I didn’t spend too much time in Morocco, because I got stuck in Barcelona for much longer than I had planned. I arrived late at night on the last ferry from Tarifa to Tangiers and was greeted by a dead and closed port. Because I wasn’t sure if I would arrive that night, I hadn’t booked a hostel, so finding a place to sleep that night was my first priority. Unfortunately, that involved dodging what felt like an entire city trying to scam me.
On my way to my hostel, I did happen to wander through a night market. Because it was Ramadan, a lot of Berbers had traveled up to Tangiers to sell their wares, which provided a chaotic but interesting environment on my way. I managed to haggle down the price of a goat fur jacket with a Berber while drinking tea, but other than that just tried to navigate my way through the craziness so I could sleep.
Against my better judgement, I finally accepted help from one of the many people milling about in finding the hostel. Funnily enough, I had been right around the corner, so it was a short trip, but ended with haggling over how much I owed him for the help.
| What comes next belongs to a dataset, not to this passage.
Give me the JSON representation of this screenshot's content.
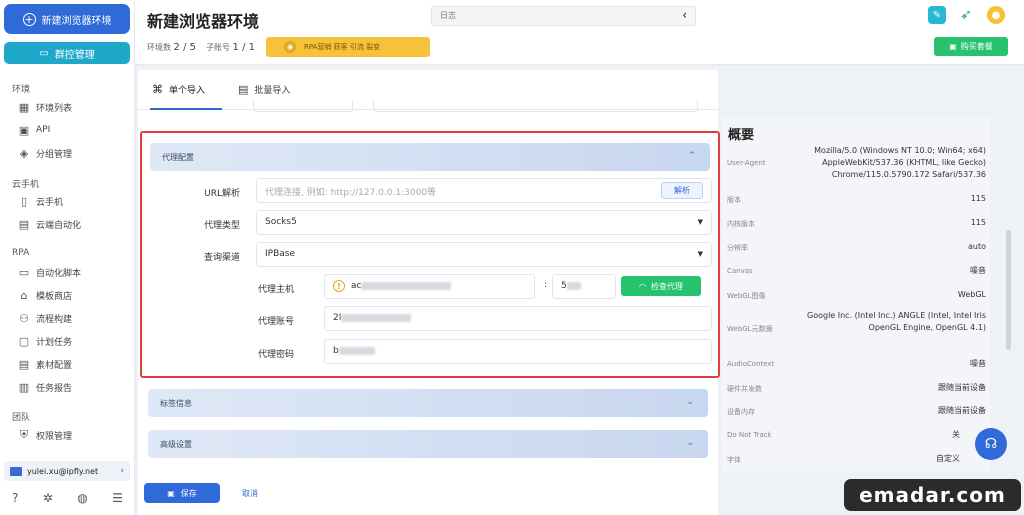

He really wanted my shirt for some reason, but I handed him a 100 dirham note, which was all I had left after paying for the room and left.
The next morning I decided to leave for Marrakech on the first train out because of my experiences in Tangiers. Luckily I was seated with someone who spoke a decent amount of Fusha, because up until that point in Morocco, Arabic and English were failing me, and Spanish was only doing slightly better. So between decent, if sparse, conversation and some beautiful countryside I managed to make my way to Marrakech.
Marrakech was an entirely different experience from Tangiers. People were still interesting in trading and bartering, but weren’t actively trying to rip you off. I was able to get by much better with Fusha and English and the hostel I was staying at was much nicer and cheaper than the one in Tangiers.
The Suq was every bit as chaotic as in Tangiers, but the shopkeepers were a lot easier to deal with. At one point I visited an herbalist to see what kind of spices I could bring back and got a full demonstration of their wares. I ended buying some Argan oil (that was unfortunately later confiscated at Ben Gurion Airport) and a few spices blends. When I got back to the hostels I realised that the Kohl that had been applied to my eyes looked ridiculous.
Because of Ramadan, at night, the market turned into one huge party as droves of people came out to break the fast and celebrate. I journeyed out into that a few times with a group of Germans and ended meeting some pretty cool Moroccans. There were fireworks, cobras, horse drawn carriages, and some random boxing matches. I wish I could’ve stayed a bit longer, but had to leave the next morning for Malta.